* What to work on: Look through the data below for the string "text", and copy every line where it turns up.

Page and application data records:
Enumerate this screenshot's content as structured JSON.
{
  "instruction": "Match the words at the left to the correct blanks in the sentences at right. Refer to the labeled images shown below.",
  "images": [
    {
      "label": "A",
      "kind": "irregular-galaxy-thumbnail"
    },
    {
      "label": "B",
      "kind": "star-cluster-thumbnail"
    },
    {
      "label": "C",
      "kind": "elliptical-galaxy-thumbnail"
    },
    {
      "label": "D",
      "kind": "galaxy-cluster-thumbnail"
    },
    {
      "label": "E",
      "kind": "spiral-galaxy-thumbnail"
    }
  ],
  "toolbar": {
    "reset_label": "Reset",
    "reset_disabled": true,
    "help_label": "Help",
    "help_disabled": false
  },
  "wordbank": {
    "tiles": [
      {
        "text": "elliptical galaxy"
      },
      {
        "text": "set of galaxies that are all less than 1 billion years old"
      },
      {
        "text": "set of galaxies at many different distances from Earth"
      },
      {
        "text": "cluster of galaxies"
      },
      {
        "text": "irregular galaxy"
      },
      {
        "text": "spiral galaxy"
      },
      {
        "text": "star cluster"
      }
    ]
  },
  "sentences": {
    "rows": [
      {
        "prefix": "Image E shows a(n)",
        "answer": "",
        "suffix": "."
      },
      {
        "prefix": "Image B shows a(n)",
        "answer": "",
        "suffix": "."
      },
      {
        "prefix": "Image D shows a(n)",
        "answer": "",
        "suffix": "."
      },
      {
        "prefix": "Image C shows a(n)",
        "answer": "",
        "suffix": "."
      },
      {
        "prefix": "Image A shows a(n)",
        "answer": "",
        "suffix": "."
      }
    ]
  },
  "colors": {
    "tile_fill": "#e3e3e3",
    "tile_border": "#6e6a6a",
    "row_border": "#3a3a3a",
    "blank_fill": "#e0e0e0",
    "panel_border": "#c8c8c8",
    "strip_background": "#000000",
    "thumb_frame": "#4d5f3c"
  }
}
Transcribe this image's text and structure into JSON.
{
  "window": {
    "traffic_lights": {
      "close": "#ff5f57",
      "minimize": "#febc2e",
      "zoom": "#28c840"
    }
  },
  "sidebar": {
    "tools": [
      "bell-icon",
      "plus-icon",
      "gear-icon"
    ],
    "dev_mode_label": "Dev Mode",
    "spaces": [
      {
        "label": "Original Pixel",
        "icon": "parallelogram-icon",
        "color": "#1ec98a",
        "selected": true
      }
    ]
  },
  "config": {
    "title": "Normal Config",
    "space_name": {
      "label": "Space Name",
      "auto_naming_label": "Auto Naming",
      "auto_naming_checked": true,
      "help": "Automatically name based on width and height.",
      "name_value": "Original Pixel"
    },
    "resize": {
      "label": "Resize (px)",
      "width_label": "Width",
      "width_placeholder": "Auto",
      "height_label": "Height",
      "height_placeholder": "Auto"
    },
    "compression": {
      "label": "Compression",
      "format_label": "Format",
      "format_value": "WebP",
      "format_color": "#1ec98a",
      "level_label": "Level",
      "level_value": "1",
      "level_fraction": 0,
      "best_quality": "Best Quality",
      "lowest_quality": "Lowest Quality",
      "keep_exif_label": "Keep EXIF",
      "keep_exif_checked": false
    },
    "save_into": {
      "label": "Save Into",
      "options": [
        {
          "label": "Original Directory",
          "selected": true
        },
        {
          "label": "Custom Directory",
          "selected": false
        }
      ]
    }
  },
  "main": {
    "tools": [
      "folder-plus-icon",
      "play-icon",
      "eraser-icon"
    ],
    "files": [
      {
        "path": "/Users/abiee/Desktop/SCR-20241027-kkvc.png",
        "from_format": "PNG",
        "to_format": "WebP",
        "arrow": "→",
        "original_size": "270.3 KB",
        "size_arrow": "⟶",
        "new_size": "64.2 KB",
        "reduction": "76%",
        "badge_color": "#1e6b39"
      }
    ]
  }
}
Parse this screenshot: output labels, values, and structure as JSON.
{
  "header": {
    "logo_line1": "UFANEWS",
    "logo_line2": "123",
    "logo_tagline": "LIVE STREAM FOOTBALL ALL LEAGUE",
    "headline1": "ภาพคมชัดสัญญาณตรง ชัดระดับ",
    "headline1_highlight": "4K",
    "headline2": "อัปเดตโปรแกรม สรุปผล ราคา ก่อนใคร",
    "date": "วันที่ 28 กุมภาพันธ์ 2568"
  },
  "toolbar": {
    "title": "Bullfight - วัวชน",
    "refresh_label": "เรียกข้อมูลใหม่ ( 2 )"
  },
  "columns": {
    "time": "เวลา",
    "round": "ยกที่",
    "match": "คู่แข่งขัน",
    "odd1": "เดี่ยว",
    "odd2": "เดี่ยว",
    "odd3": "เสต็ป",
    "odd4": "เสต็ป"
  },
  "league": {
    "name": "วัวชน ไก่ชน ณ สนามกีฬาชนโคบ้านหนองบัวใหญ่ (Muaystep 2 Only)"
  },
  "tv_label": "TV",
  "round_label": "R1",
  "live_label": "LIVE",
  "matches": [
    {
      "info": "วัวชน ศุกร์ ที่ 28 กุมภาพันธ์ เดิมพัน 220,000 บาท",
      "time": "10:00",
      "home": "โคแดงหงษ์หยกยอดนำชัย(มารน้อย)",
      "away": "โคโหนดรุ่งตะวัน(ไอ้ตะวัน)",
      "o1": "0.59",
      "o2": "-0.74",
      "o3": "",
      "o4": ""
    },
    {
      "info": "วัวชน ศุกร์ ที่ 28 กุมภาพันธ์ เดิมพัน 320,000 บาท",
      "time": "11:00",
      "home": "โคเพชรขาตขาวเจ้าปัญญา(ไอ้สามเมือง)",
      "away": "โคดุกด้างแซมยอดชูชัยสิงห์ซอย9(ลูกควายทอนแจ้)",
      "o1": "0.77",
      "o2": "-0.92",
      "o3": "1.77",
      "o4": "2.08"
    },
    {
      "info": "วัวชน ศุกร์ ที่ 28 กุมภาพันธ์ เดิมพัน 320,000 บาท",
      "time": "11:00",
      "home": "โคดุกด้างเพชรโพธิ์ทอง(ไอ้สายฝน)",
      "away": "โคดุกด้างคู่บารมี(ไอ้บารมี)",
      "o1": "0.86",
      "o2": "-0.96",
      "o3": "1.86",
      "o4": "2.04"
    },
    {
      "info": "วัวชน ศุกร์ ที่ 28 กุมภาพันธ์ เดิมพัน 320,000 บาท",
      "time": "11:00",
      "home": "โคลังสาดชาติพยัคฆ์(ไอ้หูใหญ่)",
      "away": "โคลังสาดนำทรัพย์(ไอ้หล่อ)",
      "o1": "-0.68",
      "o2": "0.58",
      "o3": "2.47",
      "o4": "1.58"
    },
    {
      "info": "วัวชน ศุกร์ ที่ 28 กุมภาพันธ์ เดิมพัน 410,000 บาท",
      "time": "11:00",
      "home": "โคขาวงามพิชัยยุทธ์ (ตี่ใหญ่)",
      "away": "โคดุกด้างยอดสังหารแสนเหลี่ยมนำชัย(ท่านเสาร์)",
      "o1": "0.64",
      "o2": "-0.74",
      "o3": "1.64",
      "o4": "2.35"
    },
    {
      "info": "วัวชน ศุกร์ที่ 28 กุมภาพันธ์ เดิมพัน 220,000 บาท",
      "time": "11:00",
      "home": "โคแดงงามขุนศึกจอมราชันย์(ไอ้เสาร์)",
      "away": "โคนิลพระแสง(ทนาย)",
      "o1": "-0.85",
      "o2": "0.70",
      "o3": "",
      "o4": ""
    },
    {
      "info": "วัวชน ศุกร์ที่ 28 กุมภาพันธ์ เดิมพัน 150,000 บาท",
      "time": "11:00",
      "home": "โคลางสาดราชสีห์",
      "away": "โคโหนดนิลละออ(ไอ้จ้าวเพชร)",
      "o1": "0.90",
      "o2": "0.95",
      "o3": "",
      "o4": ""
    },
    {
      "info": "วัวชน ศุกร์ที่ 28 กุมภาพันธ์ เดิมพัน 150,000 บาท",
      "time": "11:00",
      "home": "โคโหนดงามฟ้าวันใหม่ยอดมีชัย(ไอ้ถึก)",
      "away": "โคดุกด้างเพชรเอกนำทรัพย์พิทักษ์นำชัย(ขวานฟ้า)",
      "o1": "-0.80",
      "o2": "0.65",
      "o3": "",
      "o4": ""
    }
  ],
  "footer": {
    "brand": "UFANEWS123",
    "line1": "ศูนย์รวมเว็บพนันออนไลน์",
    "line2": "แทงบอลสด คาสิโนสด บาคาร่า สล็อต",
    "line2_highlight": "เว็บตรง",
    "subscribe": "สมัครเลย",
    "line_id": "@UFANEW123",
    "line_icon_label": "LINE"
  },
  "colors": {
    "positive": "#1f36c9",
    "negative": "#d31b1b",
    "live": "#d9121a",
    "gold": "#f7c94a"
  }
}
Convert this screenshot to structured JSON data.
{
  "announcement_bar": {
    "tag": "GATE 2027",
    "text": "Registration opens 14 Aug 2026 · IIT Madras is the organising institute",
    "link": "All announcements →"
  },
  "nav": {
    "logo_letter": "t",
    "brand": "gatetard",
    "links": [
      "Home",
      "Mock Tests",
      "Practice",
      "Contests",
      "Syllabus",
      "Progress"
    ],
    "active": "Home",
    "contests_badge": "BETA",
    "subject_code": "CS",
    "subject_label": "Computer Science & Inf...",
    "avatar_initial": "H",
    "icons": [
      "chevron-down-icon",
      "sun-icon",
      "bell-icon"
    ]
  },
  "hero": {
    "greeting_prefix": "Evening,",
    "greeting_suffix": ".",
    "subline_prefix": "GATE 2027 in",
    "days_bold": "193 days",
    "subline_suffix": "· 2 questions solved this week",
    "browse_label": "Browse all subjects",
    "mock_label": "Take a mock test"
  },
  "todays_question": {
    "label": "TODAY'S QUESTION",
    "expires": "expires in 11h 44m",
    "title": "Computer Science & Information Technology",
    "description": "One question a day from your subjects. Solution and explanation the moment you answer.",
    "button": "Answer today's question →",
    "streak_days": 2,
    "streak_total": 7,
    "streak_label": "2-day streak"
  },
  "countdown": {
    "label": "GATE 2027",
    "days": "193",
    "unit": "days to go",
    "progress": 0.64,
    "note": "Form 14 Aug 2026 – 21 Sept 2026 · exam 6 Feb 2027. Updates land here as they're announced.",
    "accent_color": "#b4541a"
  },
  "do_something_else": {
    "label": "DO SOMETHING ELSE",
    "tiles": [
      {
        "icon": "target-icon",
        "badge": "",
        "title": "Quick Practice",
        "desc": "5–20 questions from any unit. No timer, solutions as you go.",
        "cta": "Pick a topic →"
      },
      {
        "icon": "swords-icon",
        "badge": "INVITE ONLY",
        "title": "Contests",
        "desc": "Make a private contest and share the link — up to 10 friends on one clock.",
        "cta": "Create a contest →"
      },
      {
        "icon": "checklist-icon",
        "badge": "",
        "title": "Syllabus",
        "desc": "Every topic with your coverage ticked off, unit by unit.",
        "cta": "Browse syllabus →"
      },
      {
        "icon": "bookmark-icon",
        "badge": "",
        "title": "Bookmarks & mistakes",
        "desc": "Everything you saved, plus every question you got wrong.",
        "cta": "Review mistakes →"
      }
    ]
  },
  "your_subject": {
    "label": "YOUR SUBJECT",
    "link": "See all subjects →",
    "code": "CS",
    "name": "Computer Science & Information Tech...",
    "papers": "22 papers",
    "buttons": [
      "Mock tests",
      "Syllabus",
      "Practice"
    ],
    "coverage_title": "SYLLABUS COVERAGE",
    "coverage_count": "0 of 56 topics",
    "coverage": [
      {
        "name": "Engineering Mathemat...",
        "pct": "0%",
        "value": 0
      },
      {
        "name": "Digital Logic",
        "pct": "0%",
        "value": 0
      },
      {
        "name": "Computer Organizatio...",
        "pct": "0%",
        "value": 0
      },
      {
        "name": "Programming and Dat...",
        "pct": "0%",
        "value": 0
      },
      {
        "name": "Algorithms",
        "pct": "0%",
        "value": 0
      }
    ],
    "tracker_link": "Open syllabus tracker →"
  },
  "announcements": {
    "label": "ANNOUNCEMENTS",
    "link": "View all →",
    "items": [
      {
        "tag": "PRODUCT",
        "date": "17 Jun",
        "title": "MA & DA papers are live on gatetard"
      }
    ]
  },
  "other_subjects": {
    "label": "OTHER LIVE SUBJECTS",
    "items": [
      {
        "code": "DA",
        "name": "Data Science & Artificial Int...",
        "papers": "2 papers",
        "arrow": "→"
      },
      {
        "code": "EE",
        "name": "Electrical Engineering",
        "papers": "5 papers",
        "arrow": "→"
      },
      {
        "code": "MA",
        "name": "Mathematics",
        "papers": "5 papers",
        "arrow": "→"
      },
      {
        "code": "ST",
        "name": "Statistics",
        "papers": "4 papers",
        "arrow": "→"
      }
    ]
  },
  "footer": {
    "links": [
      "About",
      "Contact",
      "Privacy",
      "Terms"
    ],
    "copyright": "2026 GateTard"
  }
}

* The answer:
        "text": "elliptical galaxy"
        "text": "set of galaxies that are all less than 1 billion years old"
        "text": "set of galaxies at many different distances from Earth"
        "text": "cluster of galaxies"
        "text": "irregular galaxy"
        "text": "spiral galaxy"
        "text": "star cluster"
Transcribe this image's text and structure into JSON.
    "text": "Registration opens 14 Aug 2026 · IIT Madras is the organising institute",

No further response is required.